Ramos should have some stories to share with midfielder Ian Harkes, having grown up with Harkes’s father John as well as US soccer goalkeeping great Tony Meola. The three played for the famed Thistle FC out of the Scots American club in Kearny, N.J., earning the tiny town just west of New York the title of Soccertown, USA.
▪ Phil Mickelson might never again be viewed publicly the way he once was, not after his role in promoting the renegade LIV Golf tour, the bridges he burned on the way out of the PGA, and the permanent damage that did to a guy who had sold himself as an everyman, helping him become one of the game’s most popular players. More than ever, it seems so much of Mickelson’s motivation in pursuing the LIV money was to offset decades of gambling debts, as evidenced in part by the confession he made over social media Monday.
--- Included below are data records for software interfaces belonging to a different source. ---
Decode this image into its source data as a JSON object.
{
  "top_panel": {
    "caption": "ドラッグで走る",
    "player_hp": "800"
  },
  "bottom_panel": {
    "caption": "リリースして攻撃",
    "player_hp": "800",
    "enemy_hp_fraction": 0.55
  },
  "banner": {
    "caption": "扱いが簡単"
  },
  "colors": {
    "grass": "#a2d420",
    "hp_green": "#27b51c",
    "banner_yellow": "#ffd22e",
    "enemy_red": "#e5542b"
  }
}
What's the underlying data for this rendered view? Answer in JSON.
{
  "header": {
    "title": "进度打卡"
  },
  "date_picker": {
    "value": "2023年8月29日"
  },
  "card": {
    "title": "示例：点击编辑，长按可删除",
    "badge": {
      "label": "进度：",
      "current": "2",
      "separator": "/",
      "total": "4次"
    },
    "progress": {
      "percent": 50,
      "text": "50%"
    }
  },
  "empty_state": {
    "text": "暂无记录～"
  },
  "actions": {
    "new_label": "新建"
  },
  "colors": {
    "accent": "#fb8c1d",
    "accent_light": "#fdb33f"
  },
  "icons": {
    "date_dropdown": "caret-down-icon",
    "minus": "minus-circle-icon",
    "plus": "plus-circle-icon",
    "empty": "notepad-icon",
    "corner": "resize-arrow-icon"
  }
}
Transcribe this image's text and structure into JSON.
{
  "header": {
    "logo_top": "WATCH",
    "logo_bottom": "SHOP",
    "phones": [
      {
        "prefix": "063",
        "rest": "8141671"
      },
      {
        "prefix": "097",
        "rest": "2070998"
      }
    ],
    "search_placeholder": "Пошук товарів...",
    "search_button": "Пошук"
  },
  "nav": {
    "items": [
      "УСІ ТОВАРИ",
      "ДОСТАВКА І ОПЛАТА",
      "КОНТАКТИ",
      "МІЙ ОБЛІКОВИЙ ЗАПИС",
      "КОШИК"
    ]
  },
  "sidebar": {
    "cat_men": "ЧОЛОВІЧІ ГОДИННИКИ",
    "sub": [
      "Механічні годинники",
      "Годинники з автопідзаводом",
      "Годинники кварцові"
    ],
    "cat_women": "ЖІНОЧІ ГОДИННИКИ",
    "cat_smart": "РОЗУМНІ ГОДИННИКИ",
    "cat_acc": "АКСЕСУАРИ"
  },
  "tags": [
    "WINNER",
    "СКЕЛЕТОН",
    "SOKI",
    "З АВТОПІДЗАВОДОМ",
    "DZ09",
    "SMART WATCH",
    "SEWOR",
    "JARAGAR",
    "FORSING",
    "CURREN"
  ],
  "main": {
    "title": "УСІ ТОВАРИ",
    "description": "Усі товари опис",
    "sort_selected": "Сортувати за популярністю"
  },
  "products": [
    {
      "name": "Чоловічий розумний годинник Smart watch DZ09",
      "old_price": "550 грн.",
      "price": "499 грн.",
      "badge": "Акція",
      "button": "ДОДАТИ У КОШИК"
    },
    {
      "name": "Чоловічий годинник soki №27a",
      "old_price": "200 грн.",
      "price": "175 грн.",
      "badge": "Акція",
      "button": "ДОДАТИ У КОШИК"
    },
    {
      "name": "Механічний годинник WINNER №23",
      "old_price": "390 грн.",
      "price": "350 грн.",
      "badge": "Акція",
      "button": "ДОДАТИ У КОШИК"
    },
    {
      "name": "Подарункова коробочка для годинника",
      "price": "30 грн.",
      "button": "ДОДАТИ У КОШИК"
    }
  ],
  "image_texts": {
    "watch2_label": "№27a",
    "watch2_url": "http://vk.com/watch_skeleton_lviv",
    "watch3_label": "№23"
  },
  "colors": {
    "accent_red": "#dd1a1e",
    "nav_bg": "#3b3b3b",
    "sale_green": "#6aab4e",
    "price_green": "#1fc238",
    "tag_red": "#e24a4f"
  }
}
In a lengthy post preceding the NFL season and all of its fantasy teams and betting opportunities, Mickelson wrote of the cost of a gambling addiction to his own life, concluding with, “This football season and beyond, enjoy yourself with moderation so it doesn’t detract from your ability to be present. In my experience, the moments with the ones you love will be far more remembered than any bet you win or fantasy league triumph.”
Sincerity has never been Mickelson’s strong suit, but if his message helps at least one person, credit to him.
▪ A moment of silence for The New York Times sports section. It was different, often quirky, but always excellent, filled with extensive reporting and artful writing authored by amazing talent. My own Globe bio page is an ode to Pulitzer Prize-winning Times columnist Dave Anderson, whom I quote on what he once told me, “We don’t cover the sport, we cover the people.”
Take a minute to read this Times goodbye page.